In 1981 Rajneesh took a vow of silence, following the example of certain other Eastern religious leaders. Now communication between Bhagwan and his followers would be purely heart to heart. That phase lasted until 1984, when Rajneesh began to give limited spoken presentations again.
Continuing opposition, some of it violent, to the movement in India led to a decision to relocate in the United States. After some searching the leaders found a venerable cattle ranch for sale in an isolated spot in central Oregon, comprising an area of 100 square miles—surely a vast enough expanse to encompass any foreseeable future growth. His followers—and soon Rajneesh himself—began moving to the ranch in 1981 and started building a city which they called Rajneeshpuram. Heated disapproval from neighbors arose at once, and both public officials and private organizations acted to restrict or remove Rajneeshpuram on the grounds that it violated the state's land-use planning laws.

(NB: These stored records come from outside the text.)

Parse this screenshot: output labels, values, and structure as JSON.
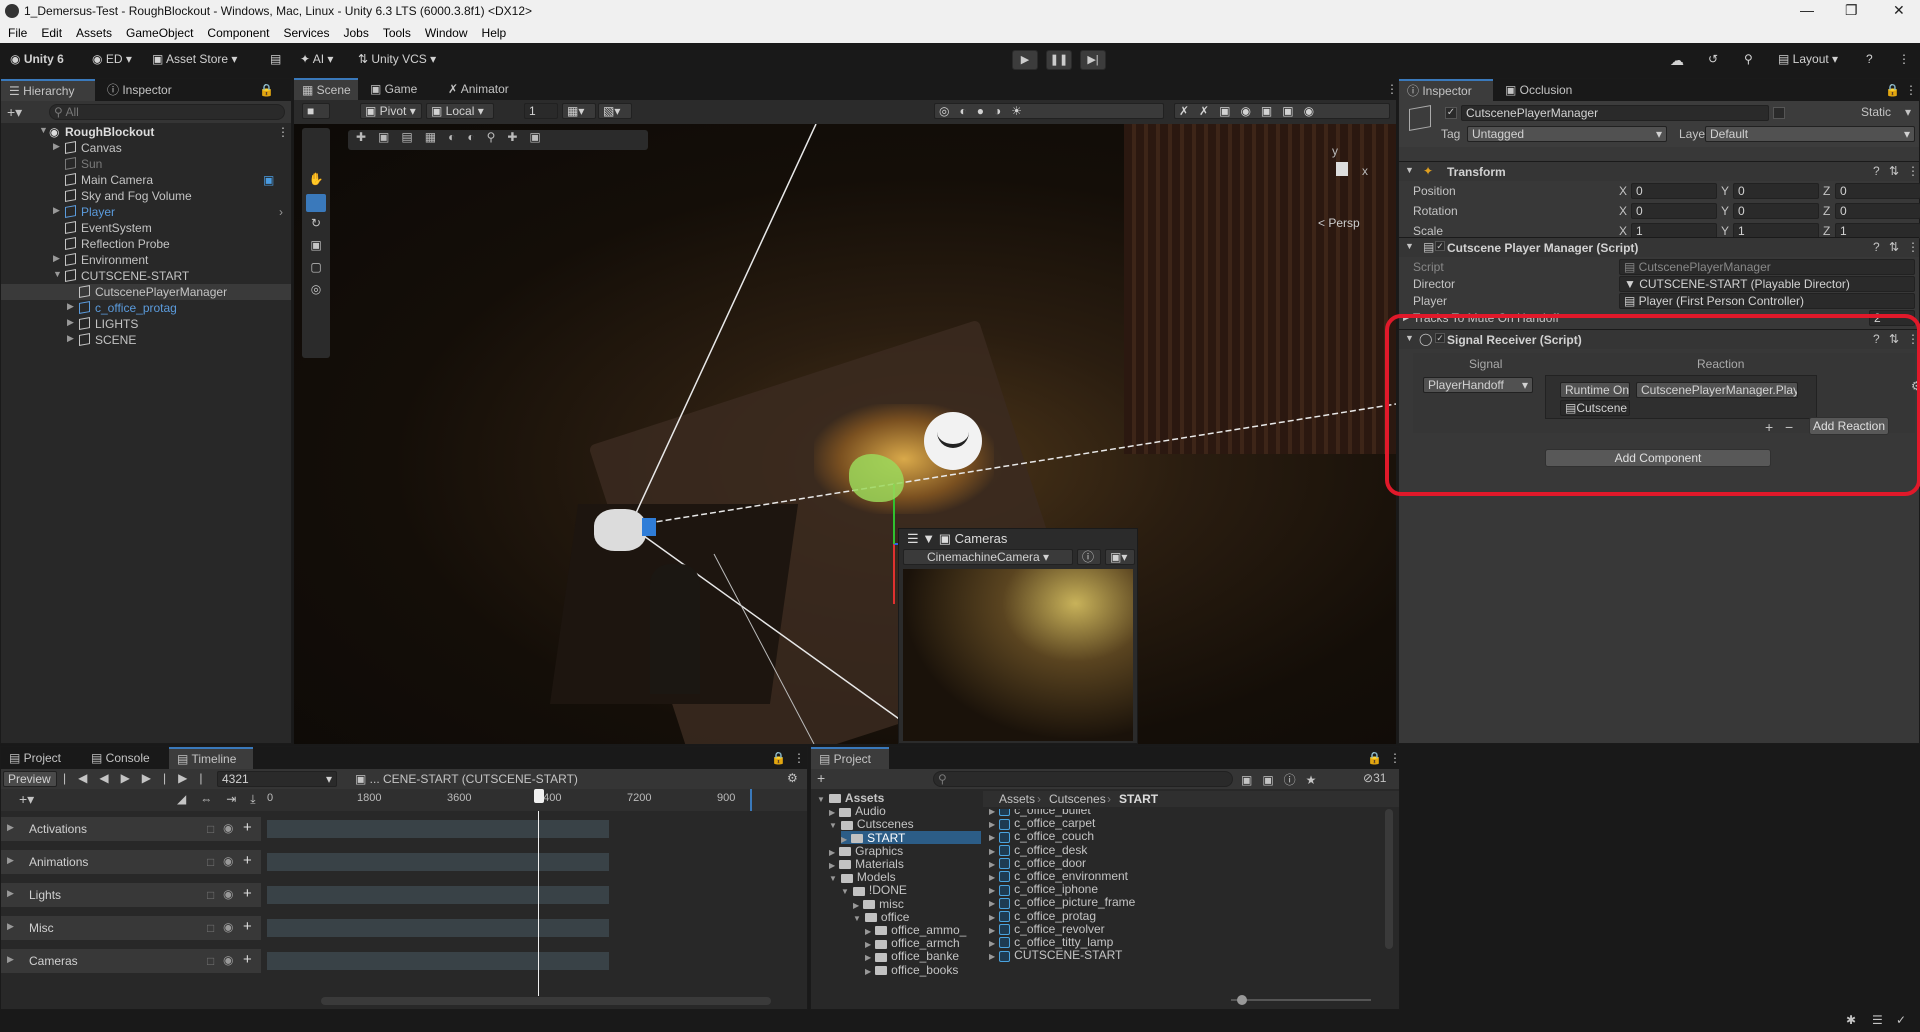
{
  "window": {
    "title": "1_Demersus-Test - RoughBlockout - Windows, Mac, Linux - Unity 6.3 LTS (6000.3.8f1) <DX12>"
  },
  "menu": [
    "File",
    "Edit",
    "Assets",
    "GameObject",
    "Component",
    "Services",
    "Jobs",
    "Tools",
    "Window",
    "Help"
  ],
  "toolbar": {
    "unity": "Unity 6",
    "account": "ED",
    "asset_store": "Asset Store",
    "ai": "AI",
    "vcs": "Unity VCS",
    "layout": "Layout"
  },
  "hierarchy": {
    "tabs": [
      "Hierarchy",
      "Inspector"
    ],
    "search_placeholder": "All",
    "root": "RoughBlockout",
    "items": [
      {
        "label": "Canvas",
        "indent": 1,
        "color": "#c4c4c4"
      },
      {
        "label": "Sun",
        "indent": 1,
        "color": "#7a7a7a"
      },
      {
        "label": "Main Camera",
        "indent": 1,
        "color": "#c4c4c4"
      },
      {
        "label": "Sky and Fog Volume",
        "indent": 1,
        "color": "#c4c4c4"
      },
      {
        "label": "Player",
        "indent": 1,
        "color": "#5b9bdc"
      },
      {
        "label": "EventSystem",
        "indent": 1,
        "color": "#c4c4c4"
      },
      {
        "label": "Reflection Probe",
        "indent": 1,
        "color": "#c4c4c4"
      },
      {
        "label": "Environment",
        "indent": 1,
        "color": "#c4c4c4"
      },
      {
        "label": "CUTSCENE-START",
        "indent": 1,
        "color": "#c4c4c4"
      },
      {
        "label": "CutscenePlayerManager",
        "indent": 2,
        "color": "#c4c4c4"
      },
      {
        "label": "c_office_protag",
        "indent": 2,
        "color": "#5b9bdc"
      },
      {
        "label": "LIGHTS",
        "indent": 2,
        "color": "#c4c4c4"
      },
      {
        "label": "SCENE",
        "indent": 2,
        "color": "#c4c4c4"
      }
    ]
  },
  "scene": {
    "tabs": [
      "Scene",
      "Game",
      "Animator"
    ],
    "pivot": "Pivot",
    "local": "Local",
    "grid_value": "1",
    "persp": "< Persp",
    "cameras_overlay": {
      "title": "Cameras",
      "camera": "CinemachineCamera"
    }
  },
  "inspector": {
    "tabs": [
      "Inspector",
      "Occlusion"
    ],
    "object_name": "CutscenePlayerManager",
    "static": "Static",
    "tag_label": "Tag",
    "tag": "Untagged",
    "layer_label": "Layer",
    "layer": "Default",
    "transform": {
      "title": "Transform",
      "position": {
        "label": "Position",
        "x": "0",
        "y": "0",
        "z": "0"
      },
      "rotation": {
        "label": "Rotation",
        "x": "0",
        "y": "0",
        "z": "0"
      },
      "scale": {
        "label": "Scale",
        "x": "1",
        "y": "1",
        "z": "1"
      }
    },
    "cpm": {
      "title": "Cutscene Player Manager (Script)",
      "script_label": "Script",
      "script": "CutscenePlayerManager",
      "director_label": "Director",
      "director": "CUTSCENE-START (Playable Director)",
      "player_label": "Player",
      "player": "Player (First Person Controller)",
      "tracks_label": "Tracks To Mute On Handoff",
      "tracks": "2"
    },
    "signal": {
      "title": "Signal Receiver (Script)",
      "col_signal": "Signal",
      "col_reaction": "Reaction",
      "signal_value": "PlayerHandoff",
      "runtime": "Runtime Onl",
      "method": "CutscenePlayerManager.PlayerH",
      "object": "Cutscene",
      "add_reaction": "Add Reaction"
    },
    "add_component": "Add Component"
  },
  "timeline": {
    "tabs": [
      "Project",
      "Console",
      "Timeline"
    ],
    "preview": "Preview",
    "frame": "4321",
    "director": "... CENE-START (CUTSCENE-START)",
    "ruler": [
      "0",
      "1800",
      "3600",
      "5400",
      "7200",
      "900"
    ],
    "tracks": [
      "Activations",
      "Animations",
      "Lights",
      "Misc",
      "Cameras"
    ]
  },
  "project": {
    "tab": "Project",
    "count": "31",
    "breadcrumb": [
      "Assets",
      "Cutscenes",
      "START"
    ],
    "tree": [
      {
        "label": "Assets",
        "indent": 0,
        "bold": true
      },
      {
        "label": "Audio",
        "indent": 1
      },
      {
        "label": "Cutscenes",
        "indent": 1
      },
      {
        "label": "START",
        "indent": 2,
        "selected": true
      },
      {
        "label": "Graphics",
        "indent": 1
      },
      {
        "label": "Materials",
        "indent": 1
      },
      {
        "label": "Models",
        "indent": 1
      },
      {
        "label": "!DONE",
        "indent": 2
      },
      {
        "label": "misc",
        "indent": 3
      },
      {
        "label": "office",
        "indent": 3
      },
      {
        "label": "office_ammo_",
        "indent": 4
      },
      {
        "label": "office_armch",
        "indent": 4
      },
      {
        "label": "office_banke",
        "indent": 4
      },
      {
        "label": "office_books",
        "indent": 4
      }
    ],
    "files": [
      "c_office_bullet",
      "c_office_carpet",
      "c_office_couch",
      "c_office_desk",
      "c_office_door",
      "c_office_environment",
      "c_office_iphone",
      "c_office_picture_frame",
      "c_office_protag",
      "c_office_revolver",
      "c_office_titty_lamp",
      "CUTSCENE-START"
    ]
  },
  "colors": {
    "accent": "#3a79bb",
    "highlight": "#e0192a"
  }
}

The prosperous commune, however, fought back in court and continued to expand its presence in Oregon, amid enormous controversy.
Finally, in November 1985, the United States charged Rajneesh with immigration fraud. He pled guilty with the understanding that he would be allowed to leave the country. After a time Rajneesh returned to a commune in Poona. Meanwhile, the community's assets—including 93 custom-built Rolls Royces—were auctioned off. Thirteen of his lieutenants were convicted of crimes ranging from attempted murder to wiretapping.
After returning to India in 1986, Rajneesh directed his followers to stop using the term "Bhagwan." After a time failing health caused him to stop giving discourses, and word came to his followers that the name Rajneesh was also being dropped. He began to be called "Osho," which he said was derived from an expression of the American psychologist of religion William James, "oceanic experience." The commune in India was thereafter called the Osho Institute and Osho Meditation Centers could be found in major cities around the world.
Rajneesh died of heart disease at Poona, India, January 19, 1990.
Further Reading on Bhagwan Shree Rajneesh
Rajneesh's discourses have been tape recorded for many years, and the tapes have often been transcribed into books; hundreds of those books of his teachings have been published by the Osho (formerly Rajneesh) Foundation International, and hundreds of tapes of his discourses are available. Several of his books have been published by commercial publishers; probably the most important is My Way: The Way of the White Cloud (1978). A three-volume digest of Rajneesh's teachings on many subjects is The Book (1982).
A biography of Rajneesh by a disciple, published by a major commercial press, is Vasant Joshi's The Awakened One: The Life and Work of Bhagwan Shree Rajneesh (1982).